Hot is a dog who won’t go outside,

preferring instead to sprawl across the tile floor

directly across from the air vent

Hot is the sensation that your paper parking permit

Will spontaneously combust between your fingertips

As you remove it from your windshield

Hot is a ponytail, braid, or bun

Morning, noon, and night

Hot is driving home from work

With the air conditioning on high

and pulling into the garage

before the car has cooled down

Hot is feeling apprehension every time you turn the ignition key

and feeling gratitude every time the car starts

Hot is waiting until later in the day

when the shadows appear

to go into the backyard pool

Hot is floor fans, ceiling fans, wet cloths, and water bottles

Hot is planning on cold cereal and yogurt for dinner

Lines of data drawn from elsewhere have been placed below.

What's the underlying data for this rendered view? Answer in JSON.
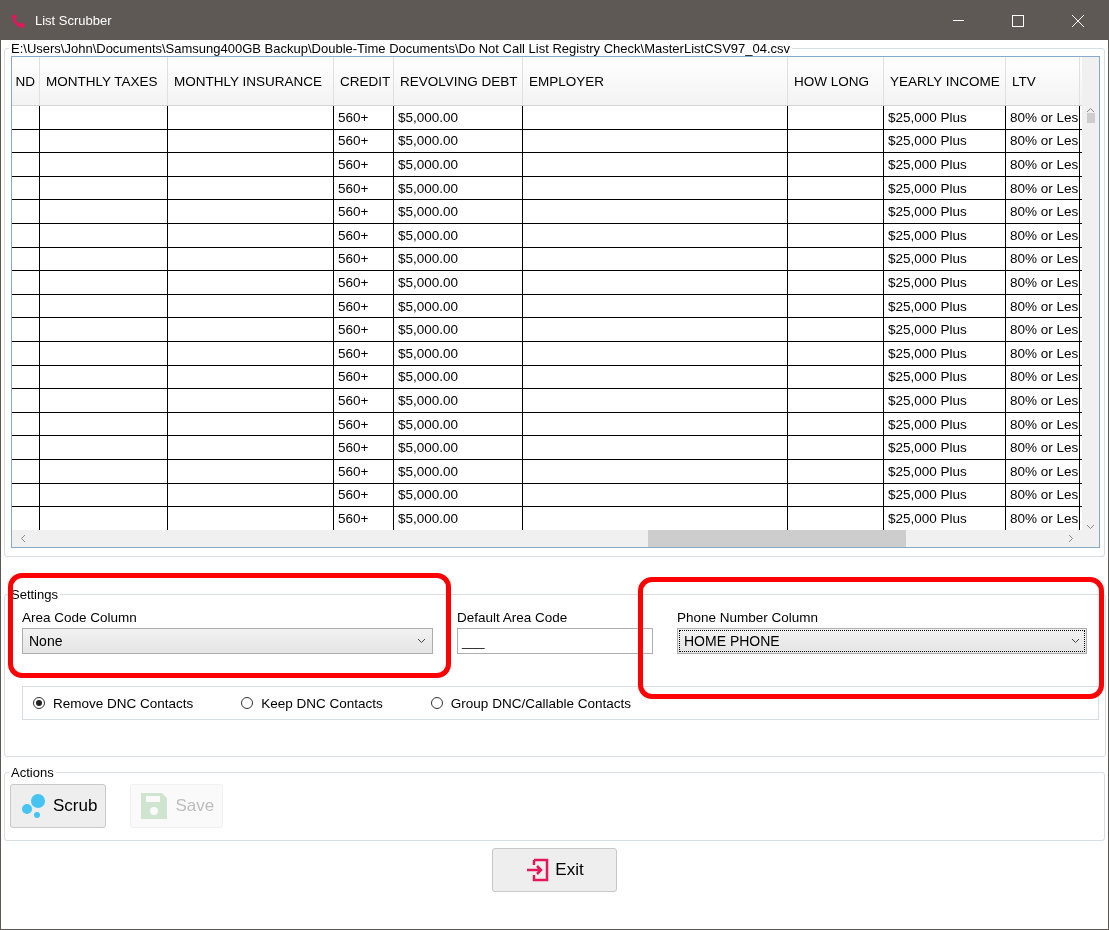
{
  "window": {
    "title": "List Scrubber"
  },
  "file_path": "E:\\Users\\John\\Documents\\Samsung400GB Backup\\Double-Time Documents\\Do Not Call List Registry Check\\MasterListCSV97_04.csv",
  "table": {
    "columns": [
      {
        "label": "ND"
      },
      {
        "label": "MONTHLY TAXES"
      },
      {
        "label": "MONTHLY INSURANCE"
      },
      {
        "label": "CREDIT"
      },
      {
        "label": "REVOLVING DEBT"
      },
      {
        "label": "EMPLOYER"
      },
      {
        "label": "HOW  LONG"
      },
      {
        "label": "YEARLY INCOME"
      },
      {
        "label": "LTV"
      }
    ],
    "rows": [
      {
        "credit": "560+",
        "debt": "$5,000.00",
        "income": "$25,000 Plus",
        "ltv": "80% or Les"
      },
      {
        "credit": "560+",
        "debt": "$5,000.00",
        "income": "$25,000 Plus",
        "ltv": "80% or Les"
      },
      {
        "credit": "560+",
        "debt": "$5,000.00",
        "income": "$25,000 Plus",
        "ltv": "80% or Les"
      },
      {
        "credit": "560+",
        "debt": "$5,000.00",
        "income": "$25,000 Plus",
        "ltv": "80% or Les"
      },
      {
        "credit": "560+",
        "debt": "$5,000.00",
        "income": "$25,000 Plus",
        "ltv": "80% or Les"
      },
      {
        "credit": "560+",
        "debt": "$5,000.00",
        "income": "$25,000 Plus",
        "ltv": "80% or Les"
      },
      {
        "credit": "560+",
        "debt": "$5,000.00",
        "income": "$25,000 Plus",
        "ltv": "80% or Les"
      },
      {
        "credit": "560+",
        "debt": "$5,000.00",
        "income": "$25,000 Plus",
        "ltv": "80% or Les"
      },
      {
        "credit": "560+",
        "debt": "$5,000.00",
        "income": "$25,000 Plus",
        "ltv": "80% or Les"
      },
      {
        "credit": "560+",
        "debt": "$5,000.00",
        "income": "$25,000 Plus",
        "ltv": "80% or Les"
      },
      {
        "credit": "560+",
        "debt": "$5,000.00",
        "income": "$25,000 Plus",
        "ltv": "80% or Les"
      },
      {
        "credit": "560+",
        "debt": "$5,000.00",
        "income": "$25,000 Plus",
        "ltv": "80% or Les"
      },
      {
        "credit": "560+",
        "debt": "$5,000.00",
        "income": "$25,000 Plus",
        "ltv": "80% or Les"
      },
      {
        "credit": "560+",
        "debt": "$5,000.00",
        "income": "$25,000 Plus",
        "ltv": "80% or Les"
      },
      {
        "credit": "560+",
        "debt": "$5,000.00",
        "income": "$25,000 Plus",
        "ltv": "80% or Les"
      },
      {
        "credit": "560+",
        "debt": "$5,000.00",
        "income": "$25,000 Plus",
        "ltv": "80% or Les"
      },
      {
        "credit": "560+",
        "debt": "$5,000.00",
        "income": "$25,000 Plus",
        "ltv": "80% or Les"
      },
      {
        "credit": "560+",
        "debt": "$5,000.00",
        "income": "$25,000 Plus",
        "ltv": "80% or Les"
      }
    ]
  },
  "settings": {
    "title": "Settings",
    "area_code_column": {
      "label": "Area Code Column",
      "value": "None",
      "focused": false,
      "highlighted": true
    },
    "default_area_code": {
      "label": "Default Area Code",
      "value": "___"
    },
    "phone_number_column": {
      "label": "Phone Number Column",
      "value": "HOME PHONE",
      "focused": true,
      "highlighted": true
    },
    "options": [
      {
        "label": "Remove DNC Contacts",
        "selected": true
      },
      {
        "label": "Keep DNC Contacts",
        "selected": false
      },
      {
        "label": "Group DNC/Callable Contacts",
        "selected": false
      }
    ]
  },
  "actions": {
    "title": "Actions",
    "buttons": [
      {
        "kind": "scrub",
        "label": "Scrub",
        "disabled": false
      },
      {
        "kind": "save",
        "label": "Save",
        "disabled": true
      }
    ]
  },
  "exit_button": {
    "label": "Exit"
  }
}
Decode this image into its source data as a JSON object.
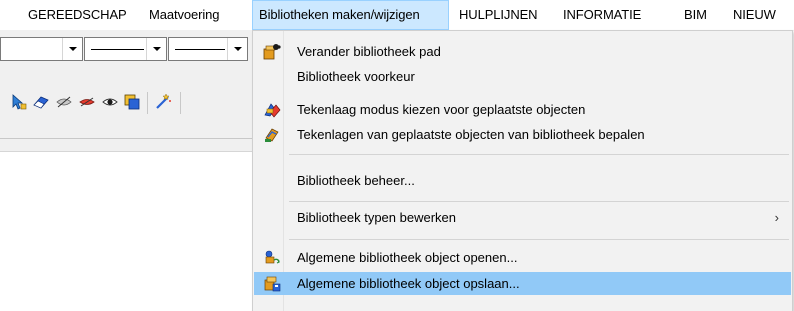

Hot is finding the one parking spot under the scrawny Palo Verde Tree

just for a little bit of shade

Hot is laundry. So much laundry.

Hot is choosing shoes with thicker soles

so you don’t feel as much of the heat coming up from the pavement

Hot is watching movies like Ice Age and Frozen

Even if there are no children in the house

Hot is extra chemicals for the pool

and extra water for the lawn

Hot is Phoenix in the summer

and no surprise

Hot is the temporary price we pay to live here

For that reason only, hot is okay.